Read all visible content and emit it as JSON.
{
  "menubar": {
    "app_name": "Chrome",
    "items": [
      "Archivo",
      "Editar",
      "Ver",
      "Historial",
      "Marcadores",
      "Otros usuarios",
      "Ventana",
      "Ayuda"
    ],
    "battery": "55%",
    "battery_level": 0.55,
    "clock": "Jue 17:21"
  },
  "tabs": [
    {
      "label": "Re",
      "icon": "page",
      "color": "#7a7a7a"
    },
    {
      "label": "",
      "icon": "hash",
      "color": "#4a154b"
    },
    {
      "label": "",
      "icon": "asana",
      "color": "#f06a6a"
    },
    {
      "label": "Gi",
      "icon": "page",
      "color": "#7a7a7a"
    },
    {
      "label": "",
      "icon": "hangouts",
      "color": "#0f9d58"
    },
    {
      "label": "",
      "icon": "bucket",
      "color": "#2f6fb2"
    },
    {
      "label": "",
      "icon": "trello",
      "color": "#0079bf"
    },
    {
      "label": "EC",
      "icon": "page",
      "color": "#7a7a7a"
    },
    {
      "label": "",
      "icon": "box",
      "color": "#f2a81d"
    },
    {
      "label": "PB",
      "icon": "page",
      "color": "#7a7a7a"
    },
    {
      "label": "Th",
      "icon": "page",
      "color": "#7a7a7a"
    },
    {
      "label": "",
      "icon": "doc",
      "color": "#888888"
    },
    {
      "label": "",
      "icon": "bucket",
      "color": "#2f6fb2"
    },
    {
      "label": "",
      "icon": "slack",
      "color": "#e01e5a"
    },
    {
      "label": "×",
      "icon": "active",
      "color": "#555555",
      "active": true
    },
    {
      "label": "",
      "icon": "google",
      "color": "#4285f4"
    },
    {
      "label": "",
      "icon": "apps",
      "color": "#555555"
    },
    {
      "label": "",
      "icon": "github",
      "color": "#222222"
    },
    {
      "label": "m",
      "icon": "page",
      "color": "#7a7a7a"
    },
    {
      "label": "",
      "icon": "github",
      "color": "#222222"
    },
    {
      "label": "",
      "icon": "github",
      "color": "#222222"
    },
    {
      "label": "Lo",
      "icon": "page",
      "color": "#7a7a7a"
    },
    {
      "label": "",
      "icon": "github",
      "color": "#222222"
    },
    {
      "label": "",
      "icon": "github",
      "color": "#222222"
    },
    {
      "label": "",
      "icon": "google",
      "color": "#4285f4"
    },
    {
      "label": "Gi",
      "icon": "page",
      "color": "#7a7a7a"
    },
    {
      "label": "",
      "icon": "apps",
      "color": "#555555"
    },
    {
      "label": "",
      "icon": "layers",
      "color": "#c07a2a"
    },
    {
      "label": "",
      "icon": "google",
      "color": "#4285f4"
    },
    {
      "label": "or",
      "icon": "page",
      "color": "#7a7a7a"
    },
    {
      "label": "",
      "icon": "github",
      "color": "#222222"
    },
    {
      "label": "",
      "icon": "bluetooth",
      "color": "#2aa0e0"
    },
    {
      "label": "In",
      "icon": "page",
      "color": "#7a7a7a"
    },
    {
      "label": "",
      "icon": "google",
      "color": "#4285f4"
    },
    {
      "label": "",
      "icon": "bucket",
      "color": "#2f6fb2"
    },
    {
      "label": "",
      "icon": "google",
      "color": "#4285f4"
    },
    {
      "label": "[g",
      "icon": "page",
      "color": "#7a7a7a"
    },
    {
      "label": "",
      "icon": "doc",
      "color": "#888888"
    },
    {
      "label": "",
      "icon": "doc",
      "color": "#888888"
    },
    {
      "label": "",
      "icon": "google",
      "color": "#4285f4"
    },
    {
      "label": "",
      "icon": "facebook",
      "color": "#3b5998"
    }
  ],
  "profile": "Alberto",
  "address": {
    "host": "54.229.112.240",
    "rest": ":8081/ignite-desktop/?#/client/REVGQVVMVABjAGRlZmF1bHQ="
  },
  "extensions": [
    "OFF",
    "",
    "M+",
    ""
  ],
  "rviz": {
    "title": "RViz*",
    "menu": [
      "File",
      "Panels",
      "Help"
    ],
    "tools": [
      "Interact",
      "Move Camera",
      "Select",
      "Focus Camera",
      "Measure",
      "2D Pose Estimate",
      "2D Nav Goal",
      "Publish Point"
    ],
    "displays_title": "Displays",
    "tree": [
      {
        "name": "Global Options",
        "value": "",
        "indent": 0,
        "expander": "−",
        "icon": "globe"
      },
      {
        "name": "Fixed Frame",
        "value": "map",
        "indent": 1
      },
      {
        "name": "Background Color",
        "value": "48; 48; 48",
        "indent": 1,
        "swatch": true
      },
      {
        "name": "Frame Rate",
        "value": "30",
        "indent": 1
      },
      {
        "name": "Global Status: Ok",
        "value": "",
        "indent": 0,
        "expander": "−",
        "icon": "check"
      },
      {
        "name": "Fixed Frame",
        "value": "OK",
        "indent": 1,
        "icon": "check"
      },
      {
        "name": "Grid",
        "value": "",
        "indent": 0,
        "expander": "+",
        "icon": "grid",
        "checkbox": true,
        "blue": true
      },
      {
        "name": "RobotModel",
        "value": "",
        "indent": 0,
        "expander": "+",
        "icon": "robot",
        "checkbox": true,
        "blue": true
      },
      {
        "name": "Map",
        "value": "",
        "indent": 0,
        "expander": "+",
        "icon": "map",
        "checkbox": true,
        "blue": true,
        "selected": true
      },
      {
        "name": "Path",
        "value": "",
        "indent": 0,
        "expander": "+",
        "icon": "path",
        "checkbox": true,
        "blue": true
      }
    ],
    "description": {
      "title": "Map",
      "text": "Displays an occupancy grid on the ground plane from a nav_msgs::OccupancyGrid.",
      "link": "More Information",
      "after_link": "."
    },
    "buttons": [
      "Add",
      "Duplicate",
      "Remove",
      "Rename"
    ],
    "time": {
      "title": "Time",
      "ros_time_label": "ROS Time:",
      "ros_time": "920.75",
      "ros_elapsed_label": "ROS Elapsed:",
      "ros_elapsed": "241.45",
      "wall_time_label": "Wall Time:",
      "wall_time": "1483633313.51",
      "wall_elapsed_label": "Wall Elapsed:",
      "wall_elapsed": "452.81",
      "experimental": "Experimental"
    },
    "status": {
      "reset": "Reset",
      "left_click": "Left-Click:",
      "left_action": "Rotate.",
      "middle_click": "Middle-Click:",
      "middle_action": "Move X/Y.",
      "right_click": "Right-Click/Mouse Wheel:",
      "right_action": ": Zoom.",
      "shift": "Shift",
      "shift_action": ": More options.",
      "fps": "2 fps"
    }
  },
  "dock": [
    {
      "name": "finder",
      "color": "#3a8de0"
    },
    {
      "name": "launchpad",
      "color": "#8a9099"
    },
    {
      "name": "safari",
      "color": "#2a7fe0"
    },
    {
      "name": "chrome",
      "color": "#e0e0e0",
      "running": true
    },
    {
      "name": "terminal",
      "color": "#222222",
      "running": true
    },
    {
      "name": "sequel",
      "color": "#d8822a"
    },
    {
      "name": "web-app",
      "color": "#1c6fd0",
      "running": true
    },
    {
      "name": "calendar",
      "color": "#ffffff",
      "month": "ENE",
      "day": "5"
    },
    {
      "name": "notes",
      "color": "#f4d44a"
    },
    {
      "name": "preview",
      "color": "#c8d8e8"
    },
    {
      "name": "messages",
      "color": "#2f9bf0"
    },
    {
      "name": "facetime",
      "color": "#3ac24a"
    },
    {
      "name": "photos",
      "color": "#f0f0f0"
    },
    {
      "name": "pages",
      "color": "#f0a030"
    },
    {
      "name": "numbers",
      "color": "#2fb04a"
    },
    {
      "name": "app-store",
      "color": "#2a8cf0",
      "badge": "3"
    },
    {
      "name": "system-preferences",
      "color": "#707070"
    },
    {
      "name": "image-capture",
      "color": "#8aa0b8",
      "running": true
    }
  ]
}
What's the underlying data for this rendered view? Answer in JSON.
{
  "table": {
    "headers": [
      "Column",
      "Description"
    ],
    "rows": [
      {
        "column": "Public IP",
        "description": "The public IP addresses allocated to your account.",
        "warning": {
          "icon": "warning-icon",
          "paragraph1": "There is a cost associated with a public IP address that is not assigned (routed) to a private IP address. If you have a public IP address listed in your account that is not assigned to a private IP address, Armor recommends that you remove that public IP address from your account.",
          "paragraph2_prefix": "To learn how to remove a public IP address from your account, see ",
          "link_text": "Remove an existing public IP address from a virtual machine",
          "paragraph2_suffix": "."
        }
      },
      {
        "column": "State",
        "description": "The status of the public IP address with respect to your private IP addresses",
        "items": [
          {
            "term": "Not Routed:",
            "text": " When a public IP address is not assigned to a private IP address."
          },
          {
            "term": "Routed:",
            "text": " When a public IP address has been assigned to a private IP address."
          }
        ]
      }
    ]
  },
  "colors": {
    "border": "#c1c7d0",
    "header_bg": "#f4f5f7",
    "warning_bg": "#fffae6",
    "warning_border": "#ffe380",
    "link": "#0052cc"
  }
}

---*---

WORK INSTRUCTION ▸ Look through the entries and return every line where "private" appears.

ANSWER FOR THE TASK ▸
          "paragraph1": "There is a cost associated with a public IP address that is not assigned (routed) to a private IP address. If you have a public IP address listed in your account that is not assigned to a private IP address, Armor recommends that you remove that public IP address from your account.",
        "description": "The status of the public IP address with respect to your private IP addresses",
            "text": " When a public IP address is not assigned to a private IP address."
            "text": " When a public IP address has been assigned to a private IP address."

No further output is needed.